─── Provided material ───

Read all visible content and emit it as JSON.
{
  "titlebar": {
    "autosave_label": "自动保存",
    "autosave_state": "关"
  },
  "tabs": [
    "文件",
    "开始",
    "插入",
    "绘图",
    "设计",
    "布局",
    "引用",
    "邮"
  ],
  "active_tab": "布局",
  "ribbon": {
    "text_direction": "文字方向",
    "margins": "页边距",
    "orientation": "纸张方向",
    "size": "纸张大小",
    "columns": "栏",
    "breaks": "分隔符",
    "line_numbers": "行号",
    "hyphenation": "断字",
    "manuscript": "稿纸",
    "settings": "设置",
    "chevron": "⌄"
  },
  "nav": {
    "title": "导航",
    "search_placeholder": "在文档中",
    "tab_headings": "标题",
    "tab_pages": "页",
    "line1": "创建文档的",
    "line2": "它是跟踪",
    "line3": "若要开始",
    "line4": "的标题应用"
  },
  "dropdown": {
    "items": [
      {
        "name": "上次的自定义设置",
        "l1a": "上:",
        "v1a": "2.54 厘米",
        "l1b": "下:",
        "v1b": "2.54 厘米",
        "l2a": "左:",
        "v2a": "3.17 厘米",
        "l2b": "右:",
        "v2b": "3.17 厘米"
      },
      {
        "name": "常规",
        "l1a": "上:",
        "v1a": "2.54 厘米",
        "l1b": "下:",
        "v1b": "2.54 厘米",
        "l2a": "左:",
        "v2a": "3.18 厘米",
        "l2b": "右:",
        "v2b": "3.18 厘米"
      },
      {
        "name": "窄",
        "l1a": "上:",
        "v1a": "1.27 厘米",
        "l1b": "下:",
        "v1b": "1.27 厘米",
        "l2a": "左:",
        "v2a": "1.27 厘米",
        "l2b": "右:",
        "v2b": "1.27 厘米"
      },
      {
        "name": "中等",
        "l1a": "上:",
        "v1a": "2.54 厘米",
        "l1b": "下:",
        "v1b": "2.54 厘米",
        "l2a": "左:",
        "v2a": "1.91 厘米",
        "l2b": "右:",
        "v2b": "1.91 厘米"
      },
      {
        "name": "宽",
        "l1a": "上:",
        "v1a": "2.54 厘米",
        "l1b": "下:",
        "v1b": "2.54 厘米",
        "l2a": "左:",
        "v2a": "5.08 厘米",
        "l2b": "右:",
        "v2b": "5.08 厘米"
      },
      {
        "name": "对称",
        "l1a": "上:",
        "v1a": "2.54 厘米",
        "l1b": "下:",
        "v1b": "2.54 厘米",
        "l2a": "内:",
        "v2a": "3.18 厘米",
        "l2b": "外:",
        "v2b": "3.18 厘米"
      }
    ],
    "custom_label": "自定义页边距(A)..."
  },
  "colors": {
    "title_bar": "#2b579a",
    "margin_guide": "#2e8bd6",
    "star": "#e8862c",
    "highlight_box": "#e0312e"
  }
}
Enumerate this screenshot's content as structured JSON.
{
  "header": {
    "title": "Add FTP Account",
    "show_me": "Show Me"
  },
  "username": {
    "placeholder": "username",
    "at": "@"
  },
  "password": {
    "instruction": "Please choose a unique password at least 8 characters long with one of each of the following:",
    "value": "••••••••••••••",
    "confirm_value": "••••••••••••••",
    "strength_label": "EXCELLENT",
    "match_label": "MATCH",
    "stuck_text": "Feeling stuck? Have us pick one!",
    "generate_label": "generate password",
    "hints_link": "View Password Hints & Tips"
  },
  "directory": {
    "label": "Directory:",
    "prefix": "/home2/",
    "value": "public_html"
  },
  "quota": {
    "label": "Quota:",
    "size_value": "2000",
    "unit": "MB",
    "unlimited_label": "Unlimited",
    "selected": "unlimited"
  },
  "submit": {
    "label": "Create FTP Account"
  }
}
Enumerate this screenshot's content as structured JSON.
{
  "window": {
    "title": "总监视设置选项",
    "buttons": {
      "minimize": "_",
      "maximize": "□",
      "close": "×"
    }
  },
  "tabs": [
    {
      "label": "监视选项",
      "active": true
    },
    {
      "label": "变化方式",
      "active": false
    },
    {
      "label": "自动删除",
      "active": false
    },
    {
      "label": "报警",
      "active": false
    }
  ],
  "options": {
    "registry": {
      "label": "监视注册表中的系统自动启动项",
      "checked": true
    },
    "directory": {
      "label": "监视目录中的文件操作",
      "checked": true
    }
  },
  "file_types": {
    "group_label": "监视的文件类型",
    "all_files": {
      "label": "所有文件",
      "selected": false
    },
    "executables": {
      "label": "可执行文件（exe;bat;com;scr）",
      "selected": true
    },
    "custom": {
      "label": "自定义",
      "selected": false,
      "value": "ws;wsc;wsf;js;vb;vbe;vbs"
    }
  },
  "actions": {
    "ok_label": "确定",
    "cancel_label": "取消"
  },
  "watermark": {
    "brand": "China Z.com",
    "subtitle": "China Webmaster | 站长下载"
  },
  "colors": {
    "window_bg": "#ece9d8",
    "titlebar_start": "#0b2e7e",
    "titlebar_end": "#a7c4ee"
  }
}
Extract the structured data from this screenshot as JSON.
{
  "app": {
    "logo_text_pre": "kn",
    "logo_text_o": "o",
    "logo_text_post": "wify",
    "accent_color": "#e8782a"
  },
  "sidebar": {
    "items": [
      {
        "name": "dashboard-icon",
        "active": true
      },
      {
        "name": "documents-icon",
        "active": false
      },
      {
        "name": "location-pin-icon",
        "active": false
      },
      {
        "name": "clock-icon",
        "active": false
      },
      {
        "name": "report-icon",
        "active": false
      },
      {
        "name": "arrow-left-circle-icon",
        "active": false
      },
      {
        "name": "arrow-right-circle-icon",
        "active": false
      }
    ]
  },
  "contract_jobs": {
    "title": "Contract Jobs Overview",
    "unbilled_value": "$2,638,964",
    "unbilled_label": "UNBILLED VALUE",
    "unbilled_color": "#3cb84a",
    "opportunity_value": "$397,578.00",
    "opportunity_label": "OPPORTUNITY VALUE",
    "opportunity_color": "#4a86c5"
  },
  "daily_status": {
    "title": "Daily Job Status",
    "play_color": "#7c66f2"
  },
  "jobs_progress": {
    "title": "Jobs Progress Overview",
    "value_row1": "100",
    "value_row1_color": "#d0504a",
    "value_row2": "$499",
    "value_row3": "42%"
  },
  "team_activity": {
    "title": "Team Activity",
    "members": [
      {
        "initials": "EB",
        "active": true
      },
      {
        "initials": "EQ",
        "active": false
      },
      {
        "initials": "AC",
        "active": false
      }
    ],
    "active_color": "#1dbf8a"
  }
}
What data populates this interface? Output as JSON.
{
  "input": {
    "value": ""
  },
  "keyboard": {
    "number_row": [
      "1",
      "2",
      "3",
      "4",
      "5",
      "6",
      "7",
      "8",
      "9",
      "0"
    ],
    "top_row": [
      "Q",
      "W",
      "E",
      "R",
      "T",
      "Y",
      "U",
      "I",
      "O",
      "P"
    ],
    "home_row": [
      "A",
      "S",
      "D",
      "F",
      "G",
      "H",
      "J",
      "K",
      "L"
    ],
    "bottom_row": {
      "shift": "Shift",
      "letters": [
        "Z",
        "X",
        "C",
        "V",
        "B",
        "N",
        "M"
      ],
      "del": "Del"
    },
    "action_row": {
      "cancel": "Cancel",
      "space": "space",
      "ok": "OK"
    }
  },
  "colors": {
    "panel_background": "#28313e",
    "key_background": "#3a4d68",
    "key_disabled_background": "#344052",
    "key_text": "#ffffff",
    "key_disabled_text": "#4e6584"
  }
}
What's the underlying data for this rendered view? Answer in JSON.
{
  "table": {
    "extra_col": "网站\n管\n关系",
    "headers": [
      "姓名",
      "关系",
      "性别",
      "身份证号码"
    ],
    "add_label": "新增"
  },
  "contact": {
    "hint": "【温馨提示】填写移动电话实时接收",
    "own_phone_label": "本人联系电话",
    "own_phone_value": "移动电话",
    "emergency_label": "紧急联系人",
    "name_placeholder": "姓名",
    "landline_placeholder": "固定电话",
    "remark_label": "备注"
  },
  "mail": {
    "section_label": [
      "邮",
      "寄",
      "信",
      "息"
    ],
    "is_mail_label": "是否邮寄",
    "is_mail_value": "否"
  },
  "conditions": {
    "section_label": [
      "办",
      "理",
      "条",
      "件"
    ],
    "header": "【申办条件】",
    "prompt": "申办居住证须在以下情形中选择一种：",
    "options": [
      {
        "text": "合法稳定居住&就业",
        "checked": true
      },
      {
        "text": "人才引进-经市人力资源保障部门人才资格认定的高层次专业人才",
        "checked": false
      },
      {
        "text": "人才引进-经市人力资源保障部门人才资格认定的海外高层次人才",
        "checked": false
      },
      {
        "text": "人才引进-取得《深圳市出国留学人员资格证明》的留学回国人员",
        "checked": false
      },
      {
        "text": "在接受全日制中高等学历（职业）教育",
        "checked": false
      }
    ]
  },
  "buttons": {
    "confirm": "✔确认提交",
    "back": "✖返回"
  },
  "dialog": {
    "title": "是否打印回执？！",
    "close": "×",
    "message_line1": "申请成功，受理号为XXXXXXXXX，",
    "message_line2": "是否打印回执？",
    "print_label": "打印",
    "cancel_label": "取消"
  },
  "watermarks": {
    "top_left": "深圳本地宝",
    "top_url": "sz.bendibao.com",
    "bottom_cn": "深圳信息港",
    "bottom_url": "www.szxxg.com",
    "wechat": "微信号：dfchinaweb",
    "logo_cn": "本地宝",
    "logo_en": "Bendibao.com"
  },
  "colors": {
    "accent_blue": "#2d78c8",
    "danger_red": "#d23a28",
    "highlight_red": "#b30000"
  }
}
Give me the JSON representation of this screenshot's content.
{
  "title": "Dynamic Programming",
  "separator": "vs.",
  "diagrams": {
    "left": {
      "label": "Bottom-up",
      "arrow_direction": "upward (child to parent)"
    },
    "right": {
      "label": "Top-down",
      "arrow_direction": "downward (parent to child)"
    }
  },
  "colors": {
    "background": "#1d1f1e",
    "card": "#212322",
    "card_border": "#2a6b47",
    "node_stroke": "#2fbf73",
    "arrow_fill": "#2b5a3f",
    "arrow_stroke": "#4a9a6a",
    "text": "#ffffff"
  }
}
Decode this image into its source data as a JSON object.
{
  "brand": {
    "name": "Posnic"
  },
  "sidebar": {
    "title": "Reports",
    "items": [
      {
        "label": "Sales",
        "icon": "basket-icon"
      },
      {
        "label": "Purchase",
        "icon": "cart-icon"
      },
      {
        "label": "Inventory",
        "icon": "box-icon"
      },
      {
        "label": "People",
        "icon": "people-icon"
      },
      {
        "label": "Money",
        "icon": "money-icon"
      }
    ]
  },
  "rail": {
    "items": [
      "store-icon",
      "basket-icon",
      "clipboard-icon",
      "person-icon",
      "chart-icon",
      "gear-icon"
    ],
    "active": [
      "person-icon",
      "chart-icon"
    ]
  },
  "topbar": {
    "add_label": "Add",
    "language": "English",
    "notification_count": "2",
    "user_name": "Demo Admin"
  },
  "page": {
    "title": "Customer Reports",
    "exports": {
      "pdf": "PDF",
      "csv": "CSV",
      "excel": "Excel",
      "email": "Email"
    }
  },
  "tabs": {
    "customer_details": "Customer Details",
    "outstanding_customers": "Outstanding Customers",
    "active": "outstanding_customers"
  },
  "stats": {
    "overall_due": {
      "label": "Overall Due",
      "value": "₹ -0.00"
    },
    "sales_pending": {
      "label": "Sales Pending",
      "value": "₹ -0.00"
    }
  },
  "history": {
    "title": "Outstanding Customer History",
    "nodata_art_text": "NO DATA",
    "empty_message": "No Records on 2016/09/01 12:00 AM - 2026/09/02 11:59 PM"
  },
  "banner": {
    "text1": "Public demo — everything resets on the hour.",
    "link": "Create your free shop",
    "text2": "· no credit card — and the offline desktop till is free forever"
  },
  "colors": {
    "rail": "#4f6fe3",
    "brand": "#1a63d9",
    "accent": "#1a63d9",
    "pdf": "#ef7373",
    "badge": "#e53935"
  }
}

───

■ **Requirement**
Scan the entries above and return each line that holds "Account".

■ **Solution for this problem**
    "title": "Add FTP Account",
    "label": "Create FTP Account"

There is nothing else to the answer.